* INSTRUCTIONS FOR THE TASK: Please print each entry below exactly as it reads.

Dataset rows describing interfaces:
▽
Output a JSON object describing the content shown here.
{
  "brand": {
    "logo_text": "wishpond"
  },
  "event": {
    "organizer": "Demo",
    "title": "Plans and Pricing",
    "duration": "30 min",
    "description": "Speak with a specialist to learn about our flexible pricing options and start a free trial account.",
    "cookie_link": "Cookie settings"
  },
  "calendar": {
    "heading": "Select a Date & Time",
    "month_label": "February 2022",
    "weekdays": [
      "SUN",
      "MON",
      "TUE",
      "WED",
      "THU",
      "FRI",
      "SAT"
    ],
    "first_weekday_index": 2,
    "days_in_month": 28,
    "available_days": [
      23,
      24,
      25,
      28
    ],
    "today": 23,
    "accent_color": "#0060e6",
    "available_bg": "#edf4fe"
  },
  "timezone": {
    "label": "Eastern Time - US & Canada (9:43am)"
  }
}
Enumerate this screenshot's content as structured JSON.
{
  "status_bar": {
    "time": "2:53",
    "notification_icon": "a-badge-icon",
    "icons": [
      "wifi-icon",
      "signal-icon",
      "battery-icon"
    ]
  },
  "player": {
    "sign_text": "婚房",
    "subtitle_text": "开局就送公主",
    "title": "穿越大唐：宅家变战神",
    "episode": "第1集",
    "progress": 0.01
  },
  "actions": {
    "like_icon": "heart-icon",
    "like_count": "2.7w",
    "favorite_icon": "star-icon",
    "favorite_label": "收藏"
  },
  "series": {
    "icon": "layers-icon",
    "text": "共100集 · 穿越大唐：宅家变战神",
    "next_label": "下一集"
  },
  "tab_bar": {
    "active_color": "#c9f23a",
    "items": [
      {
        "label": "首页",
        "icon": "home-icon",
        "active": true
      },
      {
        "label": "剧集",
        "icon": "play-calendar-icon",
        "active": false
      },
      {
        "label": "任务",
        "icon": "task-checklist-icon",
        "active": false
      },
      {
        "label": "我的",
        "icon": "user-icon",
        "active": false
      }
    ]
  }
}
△
* ANSWER SPACE:
Output a JSON object describing the content shown here.
{
  "brand": {
    "logo_text": "wishpond"
  },
  "event": {
    "organizer": "Demo",
    "title": "Plans and Pricing",
    "duration": "30 min",
    "description": "Speak with a specialist to learn about our flexible pricing options and start a free trial account.",
    "cookie_link": "Cookie settings"
  },
  "calendar": {
    "heading": "Select a Date & Time",
    "month_label": "February 2022",
    "weekdays": [
      "SUN",
      "MON",
      "TUE",
      "WED",
      "THU",
      "FRI",
      "SAT"
    ],
    "first_weekday_index": 2,
    "days_in_month": 28,
    "available_days": [
      23,
      24,
      25,
      28
    ],
    "today": 23,
    "accent_color": "#0060e6",
    "available_bg": "#edf4fe"
  },
  "timezone": {
    "label": "Eastern Time - US & Canada (9:43am)"
  }
}
Enumerate this screenshot's content as structured JSON.
{
  "status_bar": {
    "time": "2:53",
    "notification_icon": "a-badge-icon",
    "icons": [
      "wifi-icon",
      "signal-icon",
      "battery-icon"
    ]
  },
  "player": {
    "sign_text": "婚房",
    "subtitle_text": "开局就送公主",
    "title": "穿越大唐：宅家变战神",
    "episode": "第1集",
    "progress": 0.01
  },
  "actions": {
    "like_icon": "heart-icon",
    "like_count": "2.7w",
    "favorite_icon": "star-icon",
    "favorite_label": "收藏"
  },
  "series": {
    "icon": "layers-icon",
    "text": "共100集 · 穿越大唐：宅家变战神",
    "next_label": "下一集"
  },
  "tab_bar": {
    "active_color": "#c9f23a",
    "items": [
      {
        "label": "首页",
        "icon": "home-icon",
        "active": true
      },
      {
        "label": "剧集",
        "icon": "play-calendar-icon",
        "active": false
      },
      {
        "label": "任务",
        "icon": "task-checklist-icon",
        "active": false
      },
      {
        "label": "我的",
        "icon": "user-icon",
        "active": false
      }
    ]
  }
}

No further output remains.